══ AVAILABLE DATA
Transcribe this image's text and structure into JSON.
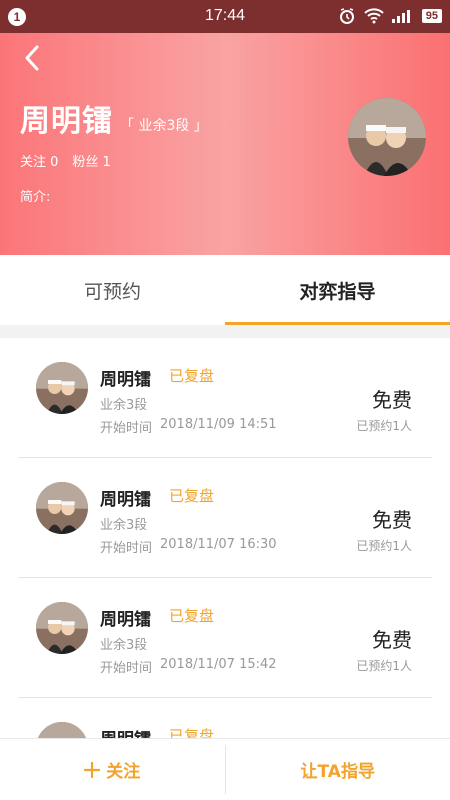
{
  "status_bar": {
    "notification_count": "1",
    "time": "17:44",
    "battery": "95"
  },
  "profile": {
    "name": "周明镭",
    "rank": "「 业余3段 」",
    "follow_label": "关注 0",
    "fans_label": "粉丝 1",
    "bio_label": "简介:"
  },
  "tabs": [
    {
      "label": "可预约"
    },
    {
      "label": "对弈指导"
    }
  ],
  "items": [
    {
      "name": "周明镭",
      "status": "已复盘",
      "level": "业余3段",
      "start_label": "开始时间",
      "start_time": "2018/11/09 14:51",
      "price": "免费",
      "booked": "已预约1人"
    },
    {
      "name": "周明镭",
      "status": "已复盘",
      "level": "业余3段",
      "start_label": "开始时间",
      "start_time": "2018/11/07 16:30",
      "price": "免费",
      "booked": "已预约1人"
    },
    {
      "name": "周明镭",
      "status": "已复盘",
      "level": "业余3段",
      "start_label": "开始时间",
      "start_time": "2018/11/07 15:42",
      "price": "免费",
      "booked": "已预约1人"
    },
    {
      "name": "周明镭",
      "status": "已复盘",
      "level": "",
      "start_label": "",
      "start_time": "",
      "price": "",
      "booked": ""
    }
  ],
  "bottom": {
    "follow_button": "关注",
    "guide_button": "让TA指导"
  },
  "colors": {
    "accent": "#f2a32b",
    "header_start": "#fb7578",
    "statusbar": "#7d2f30"
  },
  "icons": {
    "back": "chevron-left-icon",
    "plus": "plus-icon"
  }
}
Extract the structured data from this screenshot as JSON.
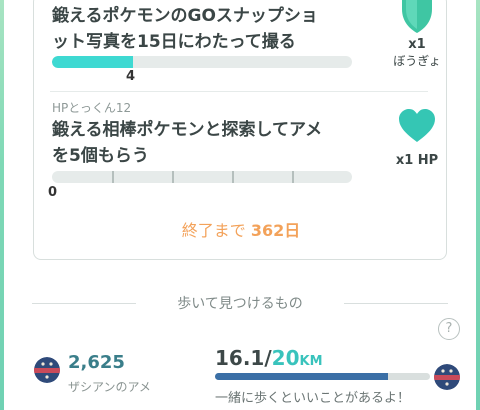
{
  "tasks": [
    {
      "title_line1": "鍛えるポケモンのGOスナップショ",
      "title_line2": "ット写真を15日にわたって撮る",
      "progress_value": "4",
      "progress_fraction": 0.27,
      "segments": 1,
      "reward_qty": "x1",
      "reward_name": "ぼうぎょ",
      "reward_icon": "shield-icon",
      "reward_color": "#3fc6a3"
    },
    {
      "category": "HPとっくん12",
      "title_line1": "鍛える相棒ポケモンと探索してアメ",
      "title_line2": "を5個もらう",
      "progress_value": "0",
      "progress_fraction": 0,
      "segments": 5,
      "reward_qty": "x1 HP",
      "reward_icon": "heart-icon",
      "reward_color": "#35c6b4"
    }
  ],
  "ends": {
    "label": "終了まで",
    "value": "362日"
  },
  "buddy": {
    "section_title": "歩いて見つけるもの",
    "help_label": "?",
    "candy_count": "2,625",
    "candy_name": "ザシアンのアメ",
    "candy_icon": "candy-icon",
    "distance_current": "16.1",
    "distance_sep": "/",
    "distance_goal": "20",
    "distance_unit": "KM",
    "distance_fraction": 0.805,
    "message": "一緒に歩くといいことがあるよ！"
  }
}
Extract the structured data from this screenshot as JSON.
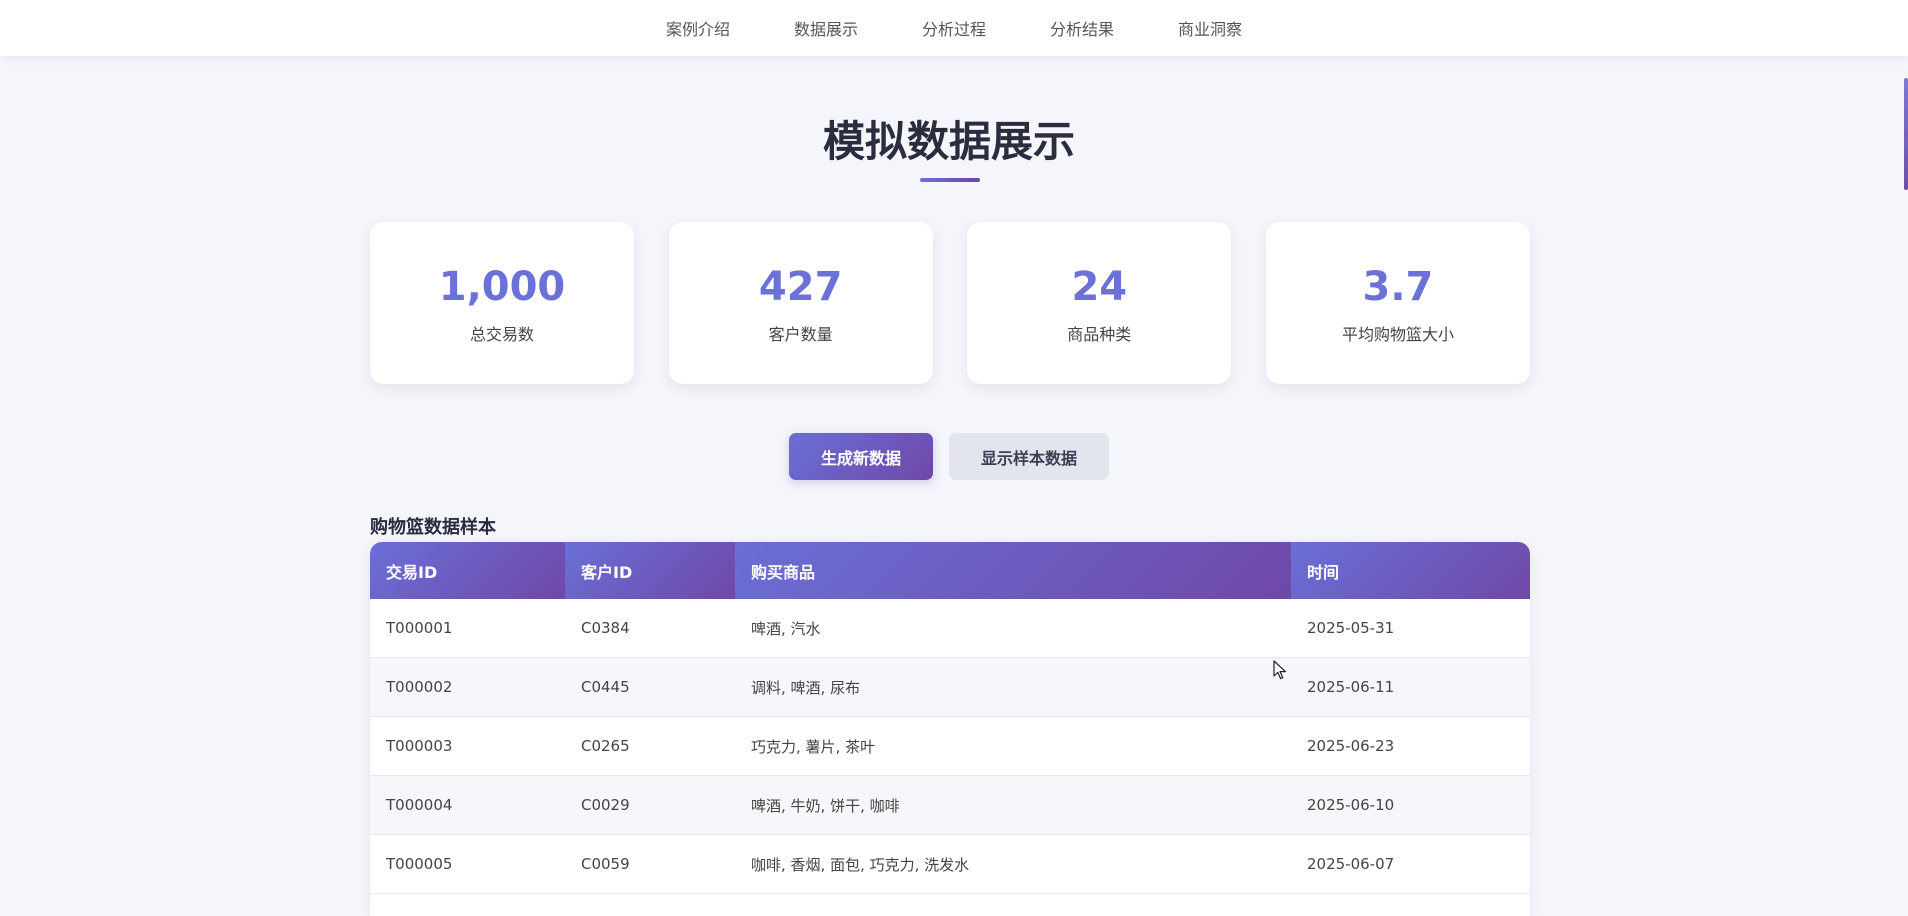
{
  "nav": {
    "items": [
      "案例介绍",
      "数据展示",
      "分析过程",
      "分析结果",
      "商业洞察"
    ]
  },
  "section": {
    "title": "模拟数据展示"
  },
  "stats": [
    {
      "value": "1,000",
      "label": "总交易数"
    },
    {
      "value": "427",
      "label": "客户数量"
    },
    {
      "value": "24",
      "label": "商品种类"
    },
    {
      "value": "3.7",
      "label": "平均购物篮大小"
    }
  ],
  "buttons": {
    "generate_label": "生成新数据",
    "show_sample_label": "显示样本数据"
  },
  "table": {
    "caption": "购物篮数据样本",
    "columns": [
      "交易ID",
      "客户ID",
      "购买商品",
      "时间"
    ],
    "rows": [
      [
        "T000001",
        "C0384",
        "啤酒, 汽水",
        "2025-05-31"
      ],
      [
        "T000002",
        "C0445",
        "调料, 啤酒, 尿布",
        "2025-06-11"
      ],
      [
        "T000003",
        "C0265",
        "巧克力, 薯片, 茶叶",
        "2025-06-23"
      ],
      [
        "T000004",
        "C0029",
        "啤酒, 牛奶, 饼干, 咖啡",
        "2025-06-10"
      ],
      [
        "T000005",
        "C0059",
        "咖啡, 香烟, 面包, 巧克力, 洗发水",
        "2025-06-07"
      ]
    ]
  },
  "colors": {
    "accent": "#6b71d6",
    "gradient_end": "#6f48a8",
    "background": "#f5f6fb"
  }
}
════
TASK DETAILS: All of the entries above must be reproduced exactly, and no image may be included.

EXERCISE SOLUTION:
Transcribe this image's text and structure into JSON.
{
  "status_bar": {
    "notification_count": "1",
    "time": "17:44",
    "battery": "95"
  },
  "profile": {
    "name": "周明镭",
    "rank": "「 业余3段 」",
    "follow_label": "关注 0",
    "fans_label": "粉丝 1",
    "bio_label": "简介:"
  },
  "tabs": [
    {
      "label": "可预约"
    },
    {
      "label": "对弈指导"
    }
  ],
  "items": [
    {
      "name": "周明镭",
      "status": "已复盘",
      "level": "业余3段",
      "start_label": "开始时间",
      "start_time": "2018/11/09 14:51",
      "price": "免费",
      "booked": "已预约1人"
    },
    {
      "name": "周明镭",
      "status": "已复盘",
      "level": "业余3段",
      "start_label": "开始时间",
      "start_time": "2018/11/07 16:30",
      "price": "免费",
      "booked": "已预约1人"
    },
    {
      "name": "周明镭",
      "status": "已复盘",
      "level": "业余3段",
      "start_label": "开始时间",
      "start_time": "2018/11/07 15:42",
      "price": "免费",
      "booked": "已预约1人"
    },
    {
      "name": "周明镭",
      "status": "已复盘",
      "level": "",
      "start_label": "",
      "start_time": "",
      "price": "",
      "booked": ""
    }
  ],
  "bottom": {
    "follow_button": "关注",
    "guide_button": "让TA指导"
  },
  "colors": {
    "accent": "#f2a32b",
    "header_start": "#fb7578",
    "statusbar": "#7d2f30"
  },
  "icons": {
    "back": "chevron-left-icon",
    "plus": "plus-icon"
  }
}
Extract the structured data from this screenshot as JSON.
{
  "tasks": [
    {
      "title_line1": "鍛えるポケモンのGOスナップショ",
      "title_line2": "ット写真を15日にわたって撮る",
      "progress_value": "4",
      "progress_fraction": 0.27,
      "segments": 1,
      "reward_qty": "x1",
      "reward_name": "ぼうぎょ",
      "reward_icon": "shield-icon",
      "reward_color": "#3fc6a3"
    },
    {
      "category": "HPとっくん12",
      "title_line1": "鍛える相棒ポケモンと探索してアメ",
      "title_line2": "を5個もらう",
      "progress_value": "0",
      "progress_fraction": 0,
      "segments": 5,
      "reward_qty": "x1 HP",
      "reward_icon": "heart-icon",
      "reward_color": "#35c6b4"
    }
  ],
  "ends": {
    "label": "終了まで",
    "value": "362日"
  },
  "buddy": {
    "section_title": "歩いて見つけるもの",
    "help_label": "?",
    "candy_count": "2,625",
    "candy_name": "ザシアンのアメ",
    "candy_icon": "candy-icon",
    "distance_current": "16.1",
    "distance_sep": "/",
    "distance_goal": "20",
    "distance_unit": "KM",
    "distance_fraction": 0.805,
    "message": "一緒に歩くといいことがあるよ！"
  }
}
Extract the structured data from this screenshot as JSON.
{
  "nav": {
    "items": [
      "案例介绍",
      "数据展示",
      "分析过程",
      "分析结果",
      "商业洞察"
    ]
  },
  "section": {
    "title": "模拟数据展示"
  },
  "stats": [
    {
      "value": "1,000",
      "label": "总交易数"
    },
    {
      "value": "427",
      "label": "客户数量"
    },
    {
      "value": "24",
      "label": "商品种类"
    },
    {
      "value": "3.7",
      "label": "平均购物篮大小"
    }
  ],
  "buttons": {
    "generate_label": "生成新数据",
    "show_sample_label": "显示样本数据"
  },
  "table": {
    "caption": "购物篮数据样本",
    "columns": [
      "交易ID",
      "客户ID",
      "购买商品",
      "时间"
    ],
    "rows": [
      [
        "T000001",
        "C0384",
        "啤酒, 汽水",
        "2025-05-31"
      ],
      [
        "T000002",
        "C0445",
        "调料, 啤酒, 尿布",
        "2025-06-11"
      ],
      [
        "T000003",
        "C0265",
        "巧克力, 薯片, 茶叶",
        "2025-06-23"
      ],
      [
        "T000004",
        "C0029",
        "啤酒, 牛奶, 饼干, 咖啡",
        "2025-06-10"
      ],
      [
        "T000005",
        "C0059",
        "咖啡, 香烟, 面包, 巧克力, 洗发水",
        "2025-06-07"
      ]
    ]
  },
  "colors": {
    "accent": "#6b71d6",
    "gradient_end": "#6f48a8",
    "background": "#f5f6fb"
  }
}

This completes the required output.